Entering the final day with a 2 shot lead over McIlroy, Gallacher got off to the worst possible start, bogeying the first two holes to lose the outright lead. At times, this looked like a tournament that nobody wanted to win, and with the final groups struggling to find form, it was Emiliano Grillo who posted the club-house lead of 15-under. He closed his final round with a quite outrageous putt across the width of the 18th green, to the delight of the huge crowds.

With an outbound 4-over par 39, Stephen Gallacher seemed to have undone all of the good work he did on the final holes of round 3. But with three par 5’s on the back 9, and with no-one else making significant progress to the top of the leaderboard, Gallacher knew that if he held patient, his chance would come. And so it proved. Gallacher made 4 birdies in the final 9 holes, including holes 16 and 17, and he came down the final hole needing a par for victory. Despite his approach almost spinning back into the water, and his first putt leaving him a knee-knocking 4ft from the cup, Gallacher did survive the final test to become the first player in the history of the Dubai Desert Classic to successfully defend the title, and in doing so picked himself up a cheque for €303,268.

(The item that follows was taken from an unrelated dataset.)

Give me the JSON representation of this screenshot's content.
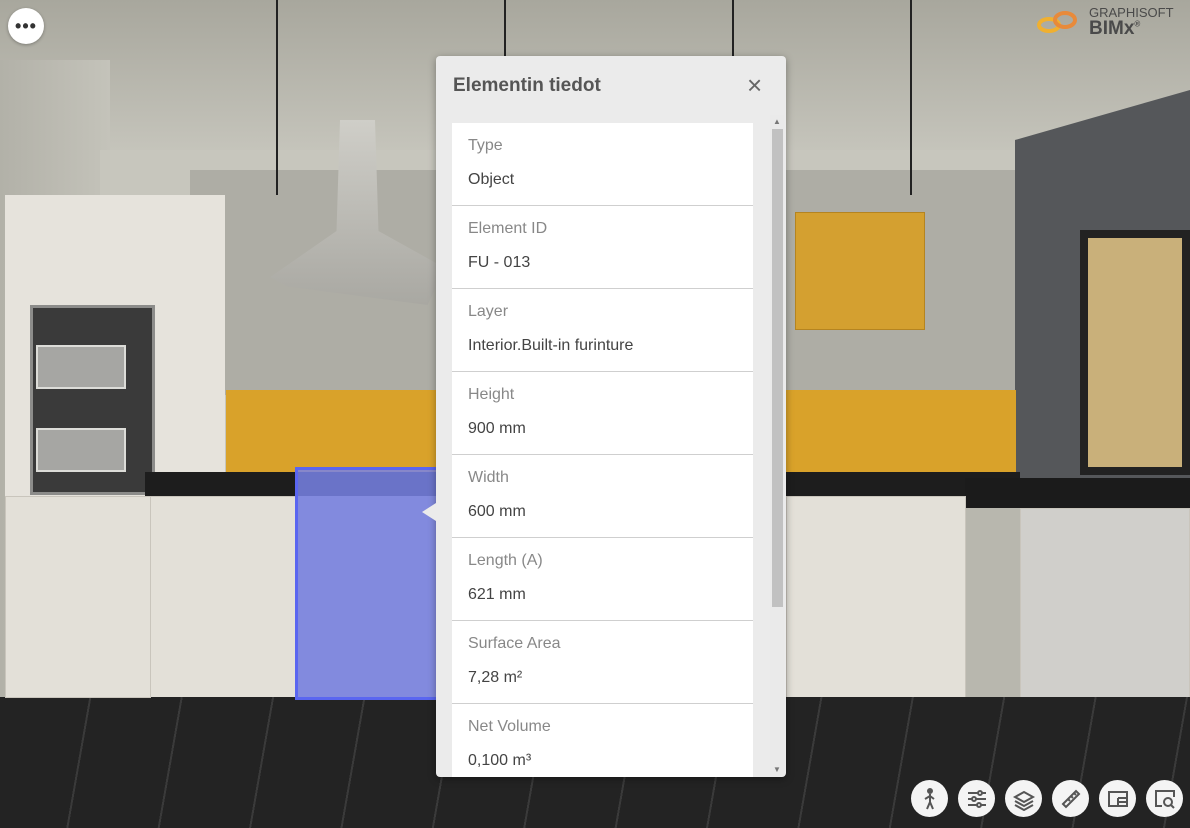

It is testament to the hard work and dedication of the governments, golf federations and golf governing bodies that the Middle East is able to host four significant events on the European Tour; the three Swing events and of course the season-ending DP World Championships, hosted at Jumeirah Golf Estates. These events attract the best players in the world, enabling golf fans in the region to witness their mesmerising skills up close and personal. And of course, it’s not just local fans. These tournaments attract many holiday makers to the area, who look to combine a week in the desert sun with the opportunity to watch world-class golf.

All the events held in the Middle East are superbly organised. The players are treated to wonderful hospitality and genuinely look forward to this time of the year. For the fans, it’s a month of wonderful sporting action, an opportunity to get close to the players and to walk some of the best manicured courses in the world.

Congratulations to Abu Dhabi Golf Club, Doha Golf Club and to Emirates Golf Club for their excellent hosting of the Desert Swing events, and of course we can’t forget the various sponsors who help make it all happen.

Roll on November, when the professionals come back to town for the final event of the season, the DP World Championships.